Many traditional plant based remedies are back in use and find increasing applications as (i) source of direct therapeutic agents, (ii) as a raw material base for the elaboration of more complex semi-synthetic chemical compounds, (iii) as models for new synthetic compounds, and (iv) as taxonomic markers for the discovery of new compounds. The production, consumption and international trade in medicinal plants, and phytomedicines, therefore, are growing and expected to grow in future quite significantly.

With this growth in global demand for medicinal plants and a large base of local demand for plant based traditional medicines, the pressure on the existing population of medicinal plants has increased tremendously during the last few decades.

Historically, most of these plants grow in wild as a natural component of vegetation of a particular region.
The necessary plant material (roots, barks, leaves, etc.) is collected and sold by the local people to the traders and the industry and exporters purchase them from traders.
Since there is no scientific system of collecting or regenerating these plants, several plants have either been completely lost or have become endangered.

Such plants are banned for export but, sometimes, still exported under other nomenclature. The trade is also completely unorganized and often manipulative and exploitative. The industry is engaged in primary processing of plants, manufacturing intermediates, final processing and manufacturing branded drugs, OTC products, food supplements, tonics and cosmetics. It constantly faces the problems of raw material supply.
There is also limited industrial research and clinical trials, latter due to prohibition to medical practitioners in prescribing drugs from other disciplines. However, the developed countries are showing rising interest in Indian herbal products in food supplements (Neutraceuticals), cosmetics and intermediates. Several ingredients in Indian plants are being investigated abroad and have found application in many allopathic drugs (Phytopharmaceuticals) manufactured for treatments on cancer, AIDS, blood pressure, heart diseases, diabetes, etc.

In order to position the medicinal plants sector on its growth path, an all-out, plant based action in cultivation, post harvest technology, processing, manufacturing, research, patenting and marketing is necessary.
In view of a very large number of medicinal plants in India, it is recommended that an action on few short listed plants should be initiated.
The exercise of short listing such plants was carried out, taking into account the endemic nature of plants, volume of domestic and export demand, the


endangered nature of the plant and documented use in traditional systems of medicines.
This exercise brought out 45 medicinal plants.
It is recommended that more focussed attention should be given to them and a long term action plan be Aloe vera (Ghrita Kumari)implemented for them upto year 2020.
For the next 5 years (2001-2005), following seven plants (out of these 45 plants) require concentrated attention:Aloe vera (Ghrita Kumari)

Aloe vera (Ghrita Kumari)
Bacopa monnieri (Brahmi)
Centella asiatica (Mandookparni, Gotu Kola)
Rauwolfia serpentina (Sarpagandha)
Catharanthus roseus (Periwinkle)
Taxus baccata / Taxus wallichiana (Himalayan Yew)
Artemisia annua


It is suggested that for each of these 7 plants, "Model Activities" which include preparation of plant specific CD ROM, cultivation protocols, post harvest protocols, clinical trials, and formation of National level Association should be initiated.
Further, action is proposed in several key areas.
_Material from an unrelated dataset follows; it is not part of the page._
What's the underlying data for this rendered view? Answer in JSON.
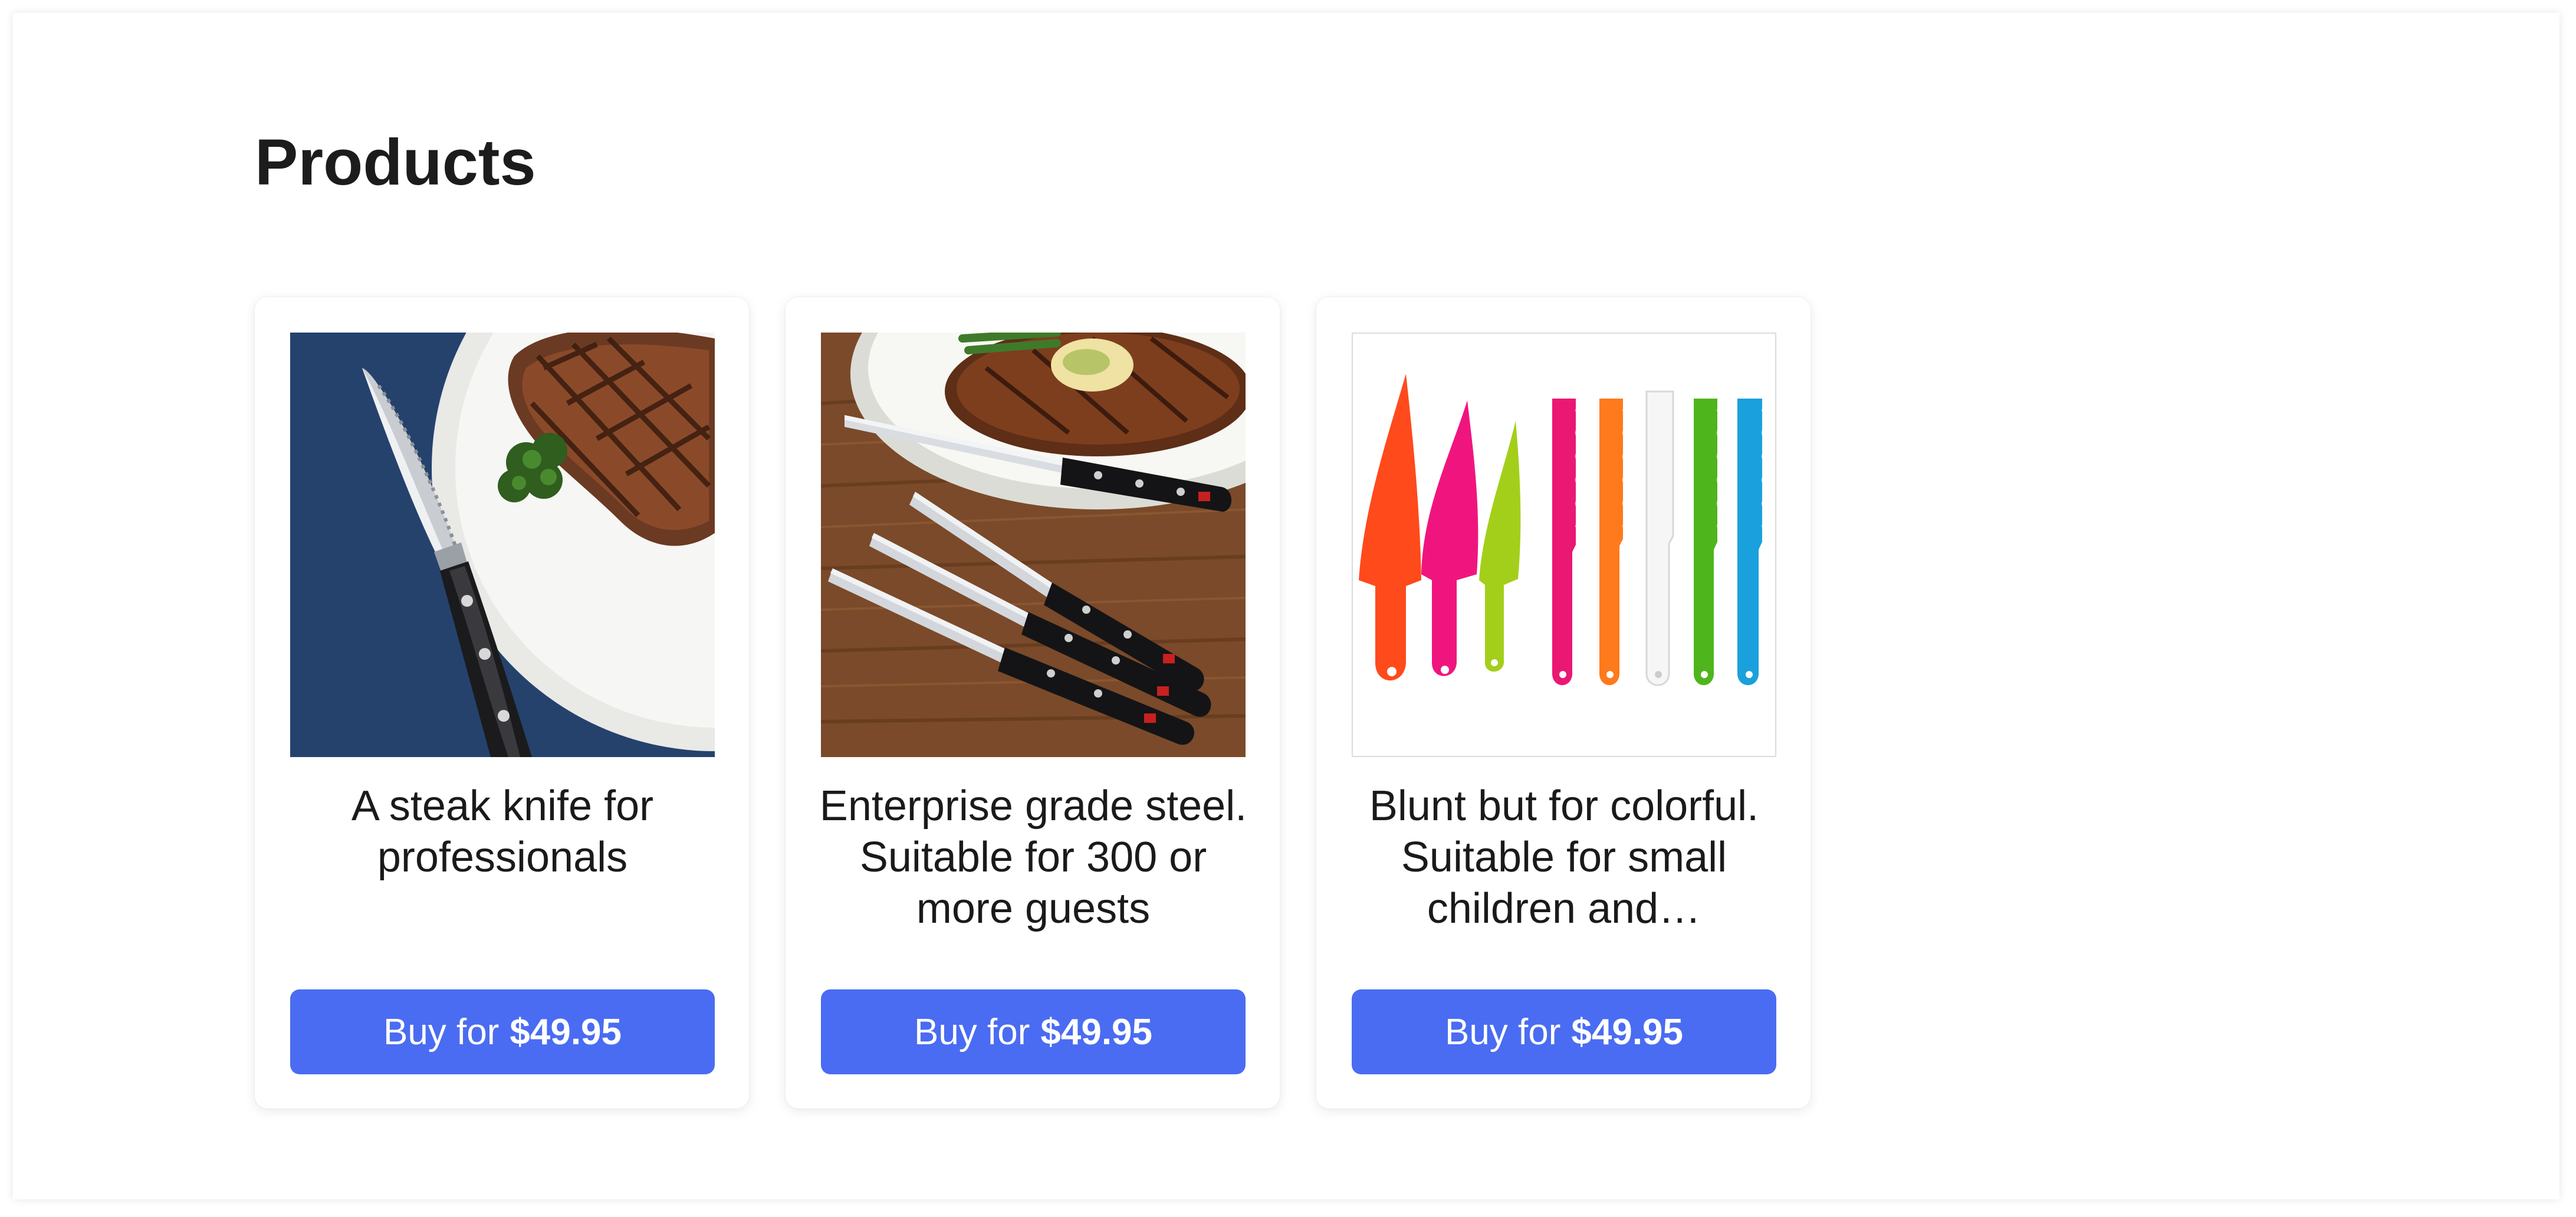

They include selecting locations for plantations, research in high yielding and short duration varieties, development of nurseries, training and extension to farmers, introducing and encouraging new technologies like tissue culture, community level processing, marketing through regulated markets, standardization and grading, training to traders and customs officers, infrastructure, finance, provision of fiscal incentives, research and development on various scientific aspect, and in clinical trials.
The involvement of NGOs, the newly established Medicinal Plants Board and the Industry Associations in all these activities is also emphasized.